◆ What is needed ◆
All the entries, exactly as they read, must be written out again.
· · · · ·
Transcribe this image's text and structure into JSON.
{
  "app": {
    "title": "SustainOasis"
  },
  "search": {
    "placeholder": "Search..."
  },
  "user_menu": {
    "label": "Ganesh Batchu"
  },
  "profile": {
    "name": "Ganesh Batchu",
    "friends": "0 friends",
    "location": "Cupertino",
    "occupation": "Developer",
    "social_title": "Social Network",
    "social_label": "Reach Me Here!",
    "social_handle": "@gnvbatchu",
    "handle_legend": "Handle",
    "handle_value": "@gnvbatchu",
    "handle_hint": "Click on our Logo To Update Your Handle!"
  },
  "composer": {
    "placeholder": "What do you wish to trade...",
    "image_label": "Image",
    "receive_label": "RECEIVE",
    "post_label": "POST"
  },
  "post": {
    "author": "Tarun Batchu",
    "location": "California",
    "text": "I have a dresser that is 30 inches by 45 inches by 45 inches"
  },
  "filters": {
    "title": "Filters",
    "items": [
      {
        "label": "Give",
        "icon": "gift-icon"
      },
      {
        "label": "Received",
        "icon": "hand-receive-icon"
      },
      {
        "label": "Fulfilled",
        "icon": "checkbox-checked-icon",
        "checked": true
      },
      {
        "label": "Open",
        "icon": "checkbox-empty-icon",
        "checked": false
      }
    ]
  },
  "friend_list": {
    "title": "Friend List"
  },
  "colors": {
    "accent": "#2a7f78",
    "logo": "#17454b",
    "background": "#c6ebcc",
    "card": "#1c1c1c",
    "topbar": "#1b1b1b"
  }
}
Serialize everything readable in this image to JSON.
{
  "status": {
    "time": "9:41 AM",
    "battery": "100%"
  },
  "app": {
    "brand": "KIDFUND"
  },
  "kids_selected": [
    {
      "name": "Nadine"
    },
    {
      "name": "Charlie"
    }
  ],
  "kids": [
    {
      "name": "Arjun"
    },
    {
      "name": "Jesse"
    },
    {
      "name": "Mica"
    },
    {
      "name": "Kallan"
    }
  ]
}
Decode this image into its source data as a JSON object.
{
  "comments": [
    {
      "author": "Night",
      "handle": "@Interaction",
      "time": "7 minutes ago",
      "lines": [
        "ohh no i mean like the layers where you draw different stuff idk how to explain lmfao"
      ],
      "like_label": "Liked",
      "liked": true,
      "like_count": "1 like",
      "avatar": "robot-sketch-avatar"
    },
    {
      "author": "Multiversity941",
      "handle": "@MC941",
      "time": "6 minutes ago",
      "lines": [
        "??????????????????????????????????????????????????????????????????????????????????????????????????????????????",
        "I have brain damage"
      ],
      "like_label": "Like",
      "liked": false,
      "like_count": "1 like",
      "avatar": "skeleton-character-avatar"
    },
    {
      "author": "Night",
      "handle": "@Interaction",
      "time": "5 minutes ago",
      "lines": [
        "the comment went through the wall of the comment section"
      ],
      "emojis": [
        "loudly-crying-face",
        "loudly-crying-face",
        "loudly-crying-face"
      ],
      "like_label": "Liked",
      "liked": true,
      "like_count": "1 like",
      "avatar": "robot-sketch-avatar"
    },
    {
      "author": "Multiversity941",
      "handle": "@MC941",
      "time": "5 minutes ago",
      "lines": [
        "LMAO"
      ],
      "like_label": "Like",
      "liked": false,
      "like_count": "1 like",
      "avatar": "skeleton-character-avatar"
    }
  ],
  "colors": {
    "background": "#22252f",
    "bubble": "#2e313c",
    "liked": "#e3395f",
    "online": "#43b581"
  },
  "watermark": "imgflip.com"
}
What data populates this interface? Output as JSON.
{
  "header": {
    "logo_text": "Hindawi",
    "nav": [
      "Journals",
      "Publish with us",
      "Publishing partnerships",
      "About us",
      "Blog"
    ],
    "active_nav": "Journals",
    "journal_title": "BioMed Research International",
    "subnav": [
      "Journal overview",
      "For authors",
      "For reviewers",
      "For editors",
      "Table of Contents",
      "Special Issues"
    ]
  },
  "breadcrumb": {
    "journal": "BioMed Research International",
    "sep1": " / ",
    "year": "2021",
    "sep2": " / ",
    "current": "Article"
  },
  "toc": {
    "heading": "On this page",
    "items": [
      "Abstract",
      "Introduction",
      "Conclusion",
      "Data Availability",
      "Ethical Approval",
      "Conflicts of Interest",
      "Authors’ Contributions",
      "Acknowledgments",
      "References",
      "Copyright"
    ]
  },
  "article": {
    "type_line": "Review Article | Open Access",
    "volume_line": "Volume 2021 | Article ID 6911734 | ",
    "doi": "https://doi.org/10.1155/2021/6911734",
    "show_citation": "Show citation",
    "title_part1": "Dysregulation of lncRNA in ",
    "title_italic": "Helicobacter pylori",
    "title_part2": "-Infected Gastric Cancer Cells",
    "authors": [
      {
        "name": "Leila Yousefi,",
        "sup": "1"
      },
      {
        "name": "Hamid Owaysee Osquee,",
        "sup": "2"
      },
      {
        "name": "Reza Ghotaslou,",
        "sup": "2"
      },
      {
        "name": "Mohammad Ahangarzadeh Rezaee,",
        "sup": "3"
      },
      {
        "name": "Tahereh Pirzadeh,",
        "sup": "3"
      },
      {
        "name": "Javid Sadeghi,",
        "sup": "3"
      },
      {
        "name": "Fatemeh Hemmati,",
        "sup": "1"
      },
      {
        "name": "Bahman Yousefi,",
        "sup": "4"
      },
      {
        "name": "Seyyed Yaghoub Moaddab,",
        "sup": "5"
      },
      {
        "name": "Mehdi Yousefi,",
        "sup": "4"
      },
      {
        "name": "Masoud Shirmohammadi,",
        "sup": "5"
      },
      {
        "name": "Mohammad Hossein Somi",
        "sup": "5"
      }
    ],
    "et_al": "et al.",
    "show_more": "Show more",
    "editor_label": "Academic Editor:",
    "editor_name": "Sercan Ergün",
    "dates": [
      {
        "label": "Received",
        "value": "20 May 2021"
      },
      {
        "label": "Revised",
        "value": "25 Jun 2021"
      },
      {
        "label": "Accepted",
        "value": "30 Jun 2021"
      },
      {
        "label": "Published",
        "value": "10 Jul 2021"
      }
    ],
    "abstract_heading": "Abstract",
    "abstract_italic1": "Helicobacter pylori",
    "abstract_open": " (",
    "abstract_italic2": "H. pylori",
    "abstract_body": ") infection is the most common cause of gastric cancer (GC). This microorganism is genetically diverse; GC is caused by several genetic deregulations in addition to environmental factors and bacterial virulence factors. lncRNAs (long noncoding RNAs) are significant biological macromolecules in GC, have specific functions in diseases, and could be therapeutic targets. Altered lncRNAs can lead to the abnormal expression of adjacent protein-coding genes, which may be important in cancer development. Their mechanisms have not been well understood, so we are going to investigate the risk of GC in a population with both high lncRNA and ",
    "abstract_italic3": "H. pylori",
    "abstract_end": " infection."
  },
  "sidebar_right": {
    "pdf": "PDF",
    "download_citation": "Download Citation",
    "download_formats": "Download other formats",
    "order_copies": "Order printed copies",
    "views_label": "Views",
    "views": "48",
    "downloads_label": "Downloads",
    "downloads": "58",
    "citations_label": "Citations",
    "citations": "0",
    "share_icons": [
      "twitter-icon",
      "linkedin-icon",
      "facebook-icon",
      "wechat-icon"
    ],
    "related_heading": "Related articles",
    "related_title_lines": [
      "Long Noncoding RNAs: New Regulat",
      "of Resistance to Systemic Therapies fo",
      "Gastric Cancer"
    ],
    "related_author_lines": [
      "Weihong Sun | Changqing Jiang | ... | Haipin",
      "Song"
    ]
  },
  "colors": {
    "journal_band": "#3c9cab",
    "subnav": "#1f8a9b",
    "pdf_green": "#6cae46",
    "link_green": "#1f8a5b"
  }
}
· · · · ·
◆ Exercise solution ◆
Transcribe this image's text and structure into JSON.
{
  "app": {
    "title": "SustainOasis"
  },
  "search": {
    "placeholder": "Search..."
  },
  "user_menu": {
    "label": "Ganesh Batchu"
  },
  "profile": {
    "name": "Ganesh Batchu",
    "friends": "0 friends",
    "location": "Cupertino",
    "occupation": "Developer",
    "social_title": "Social Network",
    "social_label": "Reach Me Here!",
    "social_handle": "@gnvbatchu",
    "handle_legend": "Handle",
    "handle_value": "@gnvbatchu",
    "handle_hint": "Click on our Logo To Update Your Handle!"
  },
  "composer": {
    "placeholder": "What do you wish to trade...",
    "image_label": "Image",
    "receive_label": "RECEIVE",
    "post_label": "POST"
  },
  "post": {
    "author": "Tarun Batchu",
    "location": "California",
    "text": "I have a dresser that is 30 inches by 45 inches by 45 inches"
  },
  "filters": {
    "title": "Filters",
    "items": [
      {
        "label": "Give",
        "icon": "gift-icon"
      },
      {
        "label": "Received",
        "icon": "hand-receive-icon"
      },
      {
        "label": "Fulfilled",
        "icon": "checkbox-checked-icon",
        "checked": true
      },
      {
        "label": "Open",
        "icon": "checkbox-empty-icon",
        "checked": false
      }
    ]
  },
  "friend_list": {
    "title": "Friend List"
  },
  "colors": {
    "accent": "#2a7f78",
    "logo": "#17454b",
    "background": "#c6ebcc",
    "card": "#1c1c1c",
    "topbar": "#1b1b1b"
  }
}
Serialize everything readable in this image to JSON.
{
  "status": {
    "time": "9:41 AM",
    "battery": "100%"
  },
  "app": {
    "brand": "KIDFUND"
  },
  "kids_selected": [
    {
      "name": "Nadine"
    },
    {
      "name": "Charlie"
    }
  ],
  "kids": [
    {
      "name": "Arjun"
    },
    {
      "name": "Jesse"
    },
    {
      "name": "Mica"
    },
    {
      "name": "Kallan"
    }
  ]
}
Decode this image into its source data as a JSON object.
{
  "comments": [
    {
      "author": "Night",
      "handle": "@Interaction",
      "time": "7 minutes ago",
      "lines": [
        "ohh no i mean like the layers where you draw different stuff idk how to explain lmfao"
      ],
      "like_label": "Liked",
      "liked": true,
      "like_count": "1 like",
      "avatar": "robot-sketch-avatar"
    },
    {
      "author": "Multiversity941",
      "handle": "@MC941",
      "time": "6 minutes ago",
      "lines": [
        "??????????????????????????????????????????????????????????????????????????????????????????????????????????????",
        "I have brain damage"
      ],
      "like_label": "Like",
      "liked": false,
      "like_count": "1 like",
      "avatar": "skeleton-character-avatar"
    },
    {
      "author": "Night",
      "handle": "@Interaction",
      "time": "5 minutes ago",
      "lines": [
        "the comment went through the wall of the comment section"
      ],
      "emojis": [
        "loudly-crying-face",
        "loudly-crying-face",
        "loudly-crying-face"
      ],
      "like_label": "Liked",
      "liked": true,
      "like_count": "1 like",
      "avatar": "robot-sketch-avatar"
    },
    {
      "author": "Multiversity941",
      "handle": "@MC941",
      "time": "5 minutes ago",
      "lines": [
        "LMAO"
      ],
      "like_label": "Like",
      "liked": false,
      "like_count": "1 like",
      "avatar": "skeleton-character-avatar"
    }
  ],
  "colors": {
    "background": "#22252f",
    "bubble": "#2e313c",
    "liked": "#e3395f",
    "online": "#43b581"
  },
  "watermark": "imgflip.com"
}
What data populates this interface? Output as JSON.
{
  "header": {
    "logo_text": "Hindawi",
    "nav": [
      "Journals",
      "Publish with us",
      "Publishing partnerships",
      "About us",
      "Blog"
    ],
    "active_nav": "Journals",
    "journal_title": "BioMed Research International",
    "subnav": [
      "Journal overview",
      "For authors",
      "For reviewers",
      "For editors",
      "Table of Contents",
      "Special Issues"
    ]
  },
  "breadcrumb": {
    "journal": "BioMed Research International",
    "sep1": " / ",
    "year": "2021",
    "sep2": " / ",
    "current": "Article"
  },
  "toc": {
    "heading": "On this page",
    "items": [
      "Abstract",
      "Introduction",
      "Conclusion",
      "Data Availability",
      "Ethical Approval",
      "Conflicts of Interest",
      "Authors’ Contributions",
      "Acknowledgments",
      "References",
      "Copyright"
    ]
  },
  "article": {
    "type_line": "Review Article | Open Access",
    "volume_line": "Volume 2021 | Article ID 6911734 | ",
    "doi": "https://doi.org/10.1155/2021/6911734",
    "show_citation": "Show citation",
    "title_part1": "Dysregulation of lncRNA in ",
    "title_italic": "Helicobacter pylori",
    "title_part2": "-Infected Gastric Cancer Cells",
    "authors": [
      {
        "name": "Leila Yousefi,",
        "sup": "1"
      },
      {
        "name": "Hamid Owaysee Osquee,",
        "sup": "2"
      },
      {
        "name": "Reza Ghotaslou,",
        "sup": "2"
      },
      {
        "name": "Mohammad Ahangarzadeh Rezaee,",
        "sup": "3"
      },
      {
        "name": "Tahereh Pirzadeh,",
        "sup": "3"
      },
      {
        "name": "Javid Sadeghi,",
        "sup": "3"
      },
      {
        "name": "Fatemeh Hemmati,",
        "sup": "1"
      },
      {
        "name": "Bahman Yousefi,",
        "sup": "4"
      },
      {
        "name": "Seyyed Yaghoub Moaddab,",
        "sup": "5"
      },
      {
        "name": "Mehdi Yousefi,",
        "sup": "4"
      },
      {
        "name": "Masoud Shirmohammadi,",
        "sup": "5"
      },
      {
        "name": "Mohammad Hossein Somi",
        "sup": "5"
      }
    ],
    "et_al": "et al.",
    "show_more": "Show more",
    "editor_label": "Academic Editor:",
    "editor_name": "Sercan Ergün",
    "dates": [
      {
        "label": "Received",
        "value": "20 May 2021"
      },
      {
        "label": "Revised",
        "value": "25 Jun 2021"
      },
      {
        "label": "Accepted",
        "value": "30 Jun 2021"
      },
      {
        "label": "Published",
        "value": "10 Jul 2021"
      }
    ],
    "abstract_heading": "Abstract",
    "abstract_italic1": "Helicobacter pylori",
    "abstract_open": " (",
    "abstract_italic2": "H. pylori",
    "abstract_body": ") infection is the most common cause of gastric cancer (GC). This microorganism is genetically diverse; GC is caused by several genetic deregulations in addition to environmental factors and bacterial virulence factors. lncRNAs (long noncoding RNAs) are significant biological macromolecules in GC, have specific functions in diseases, and could be therapeutic targets. Altered lncRNAs can lead to the abnormal expression of adjacent protein-coding genes, which may be important in cancer development. Their mechanisms have not been well understood, so we are going to investigate the risk of GC in a population with both high lncRNA and ",
    "abstract_italic3": "H. pylori",
    "abstract_end": " infection."
  },
  "sidebar_right": {
    "pdf": "PDF",
    "download_citation": "Download Citation",
    "download_formats": "Download other formats",
    "order_copies": "Order printed copies",
    "views_label": "Views",
    "views": "48",
    "downloads_label": "Downloads",
    "downloads": "58",
    "citations_label": "Citations",
    "citations": "0",
    "share_icons": [
      "twitter-icon",
      "linkedin-icon",
      "facebook-icon",
      "wechat-icon"
    ],
    "related_heading": "Related articles",
    "related_title_lines": [
      "Long Noncoding RNAs: New Regulat",
      "of Resistance to Systemic Therapies fo",
      "Gastric Cancer"
    ],
    "related_author_lines": [
      "Weihong Sun | Changqing Jiang | ... | Haipin",
      "Song"
    ]
  },
  "colors": {
    "journal_band": "#3c9cab",
    "subnav": "#1f8a9b",
    "pdf_green": "#6cae46",
    "link_green": "#1f8a5b"
  }
}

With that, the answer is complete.